#### [ASSIGNMENT]
Omit the pictures from the entries below and retype everything else exactly.

┄┄┄┄┄┄┄┄┄┄

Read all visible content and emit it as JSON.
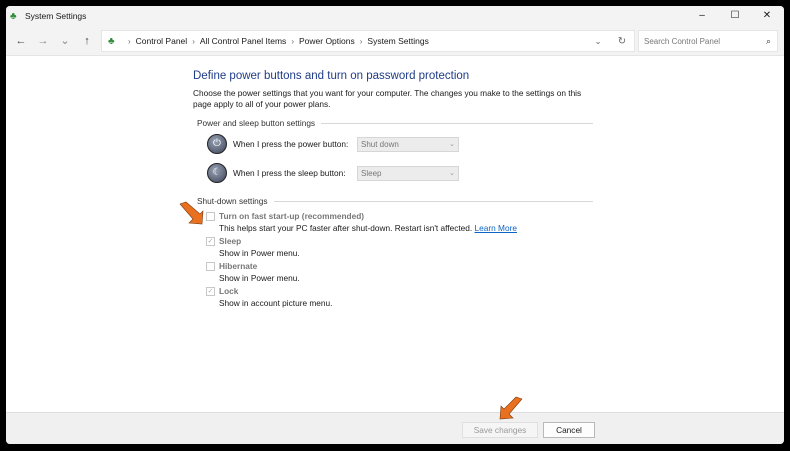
{
  "window": {
    "title": "System Settings",
    "minimize": "–",
    "maximize": "☐",
    "close": "✕"
  },
  "nav": {
    "back": "←",
    "forward": "→",
    "recent": "⌄",
    "up": "↑"
  },
  "breadcrumb": [
    "Control Panel",
    "All Control Panel Items",
    "Power Options",
    "System Settings"
  ],
  "search": {
    "placeholder": "Search Control Panel"
  },
  "main": {
    "title": "Define power buttons and turn on password protection",
    "description": "Choose the power settings that you want for your computer. The changes you make to the settings on this page apply to all of your power plans.",
    "power_group": "Power and sleep button settings",
    "power_rows": [
      {
        "label": "When I press the power button:",
        "value": "Shut down"
      },
      {
        "label": "When I press the sleep button:",
        "value": "Sleep"
      }
    ],
    "shutdown_group": "Shut-down settings",
    "options": [
      {
        "label": "Turn on fast start-up (recommended)",
        "checked": false,
        "desc": "This helps start your PC faster after shut-down. Restart isn't affected.",
        "link": "Learn More"
      },
      {
        "label": "Sleep",
        "checked": true,
        "desc": "Show in Power menu."
      },
      {
        "label": "Hibernate",
        "checked": false,
        "desc": "Show in Power menu."
      },
      {
        "label": "Lock",
        "checked": true,
        "desc": "Show in account picture menu."
      }
    ]
  },
  "footer": {
    "save": "Save changes",
    "cancel": "Cancel"
  },
  "colors": {
    "accent_arrow": "#e8701e",
    "title": "#1f3c88",
    "link": "#0b63c5"
  }
}
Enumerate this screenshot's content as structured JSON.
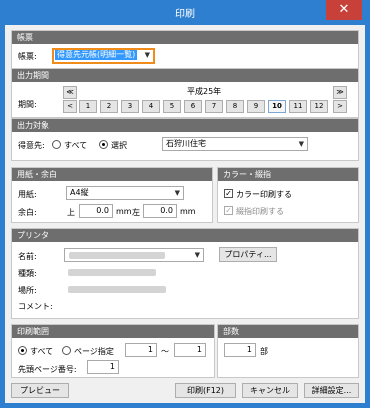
{
  "window": {
    "title": "印刷",
    "close_glyph": "✕"
  },
  "ledger": {
    "header": "帳票",
    "label": "帳票:",
    "value": "得意先元帳(明細一覧)"
  },
  "period": {
    "header": "出力期間",
    "label": "期間:",
    "year": "平成25年",
    "months": [
      "1",
      "2",
      "3",
      "4",
      "5",
      "6",
      "7",
      "8",
      "9",
      "10",
      "11",
      "12"
    ],
    "selected_month": "10",
    "first_glyph": "≪",
    "prev_glyph": "<",
    "next_glyph": ">",
    "last_glyph": "≫"
  },
  "target": {
    "header": "出力対象",
    "label": "得意先:",
    "option_all": "すべて",
    "option_select": "選択",
    "selected_option": "選択",
    "customer": "石狩川住宅"
  },
  "paper": {
    "header": "用紙・余白",
    "size_label": "用紙:",
    "size_value": "A4縦",
    "margin_label": "余白:",
    "top_label": "上",
    "top_value": "0.0",
    "left_label": "左",
    "left_value": "0.0",
    "unit": "mm"
  },
  "color": {
    "header": "カラー・綴指",
    "color_print": "カラー印刷する",
    "color_checked": true,
    "binding_print": "綴指印刷する",
    "binding_checked": true,
    "binding_enabled": false
  },
  "printer": {
    "header": "プリンタ",
    "name_label": "名前:",
    "type_label": "種類:",
    "location_label": "場所:",
    "comment_label": "コメント:",
    "properties_button": "プロパティ..."
  },
  "range": {
    "header": "印刷範囲",
    "option_all": "すべて",
    "option_pages": "ページ指定",
    "selected_option": "すべて",
    "from": "1",
    "separator": "〜",
    "to": "1",
    "start_page_label": "先頭ページ番号:",
    "start_page": "1"
  },
  "copies": {
    "header": "部数",
    "value": "1",
    "unit": "部"
  },
  "buttons": {
    "preview": "プレビュー",
    "print": "印刷(F12)",
    "cancel": "キャンセル",
    "details": "詳細設定..."
  }
}
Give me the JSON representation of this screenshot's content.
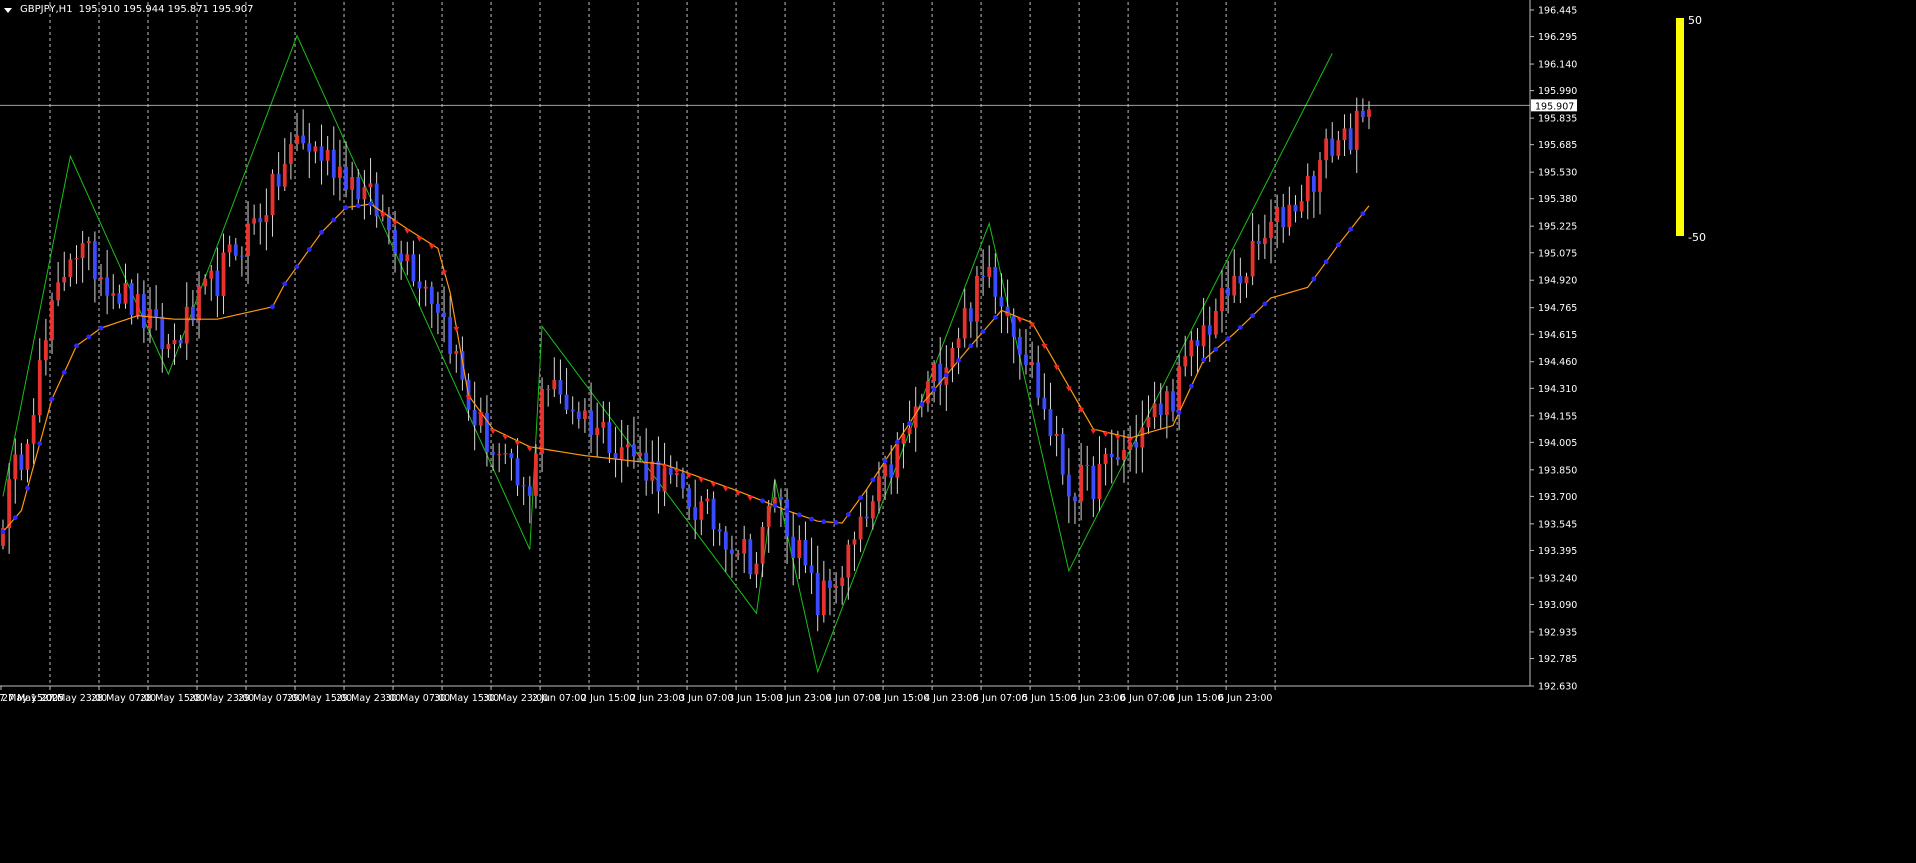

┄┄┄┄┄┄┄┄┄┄

#### [WORKED SOLUTION]
Read all visible content and emit it as JSON.
{
  "window": {
    "title": "System Settings",
    "minimize": "–",
    "maximize": "☐",
    "close": "✕"
  },
  "nav": {
    "back": "←",
    "forward": "→",
    "recent": "⌄",
    "up": "↑"
  },
  "breadcrumb": [
    "Control Panel",
    "All Control Panel Items",
    "Power Options",
    "System Settings"
  ],
  "search": {
    "placeholder": "Search Control Panel"
  },
  "main": {
    "title": "Define power buttons and turn on password protection",
    "description": "Choose the power settings that you want for your computer. The changes you make to the settings on this page apply to all of your power plans.",
    "power_group": "Power and sleep button settings",
    "power_rows": [
      {
        "label": "When I press the power button:",
        "value": "Shut down"
      },
      {
        "label": "When I press the sleep button:",
        "value": "Sleep"
      }
    ],
    "shutdown_group": "Shut-down settings",
    "options": [
      {
        "label": "Turn on fast start-up (recommended)",
        "checked": false,
        "desc": "This helps start your PC faster after shut-down. Restart isn't affected.",
        "link": "Learn More"
      },
      {
        "label": "Sleep",
        "checked": true,
        "desc": "Show in Power menu."
      },
      {
        "label": "Hibernate",
        "checked": false,
        "desc": "Show in Power menu."
      },
      {
        "label": "Lock",
        "checked": true,
        "desc": "Show in account picture menu."
      }
    ]
  },
  "footer": {
    "save": "Save changes",
    "cancel": "Cancel"
  },
  "colors": {
    "accent_arrow": "#e8701e",
    "title": "#1f3c88",
    "link": "#0b63c5"
  }
}
Enumerate this screenshot's content as structured JSON.
{
  "window": {
    "title": "印刷",
    "close_glyph": "✕"
  },
  "ledger": {
    "header": "帳票",
    "label": "帳票:",
    "value": "得意先元帳(明細一覧)"
  },
  "period": {
    "header": "出力期間",
    "label": "期間:",
    "year": "平成25年",
    "months": [
      "1",
      "2",
      "3",
      "4",
      "5",
      "6",
      "7",
      "8",
      "9",
      "10",
      "11",
      "12"
    ],
    "selected_month": "10",
    "first_glyph": "≪",
    "prev_glyph": "<",
    "next_glyph": ">",
    "last_glyph": "≫"
  },
  "target": {
    "header": "出力対象",
    "label": "得意先:",
    "option_all": "すべて",
    "option_select": "選択",
    "selected_option": "選択",
    "customer": "石狩川住宅"
  },
  "paper": {
    "header": "用紙・余白",
    "size_label": "用紙:",
    "size_value": "A4縦",
    "margin_label": "余白:",
    "top_label": "上",
    "top_value": "0.0",
    "left_label": "左",
    "left_value": "0.0",
    "unit": "mm"
  },
  "color": {
    "header": "カラー・綴指",
    "color_print": "カラー印刷する",
    "color_checked": true,
    "binding_print": "綴指印刷する",
    "binding_checked": true,
    "binding_enabled": false
  },
  "printer": {
    "header": "プリンタ",
    "name_label": "名前:",
    "type_label": "種類:",
    "location_label": "場所:",
    "comment_label": "コメント:",
    "properties_button": "プロパティ..."
  },
  "range": {
    "header": "印刷範囲",
    "option_all": "すべて",
    "option_pages": "ページ指定",
    "selected_option": "すべて",
    "from": "1",
    "separator": "〜",
    "to": "1",
    "start_page_label": "先頭ページ番号:",
    "start_page": "1"
  },
  "copies": {
    "header": "部数",
    "value": "1",
    "unit": "部"
  },
  "buttons": {
    "preview": "プレビュー",
    "print": "印刷(F12)",
    "cancel": "キャンセル",
    "details": "詳細設定..."
  }
}
Give me the JSON representation of this screenshot's content.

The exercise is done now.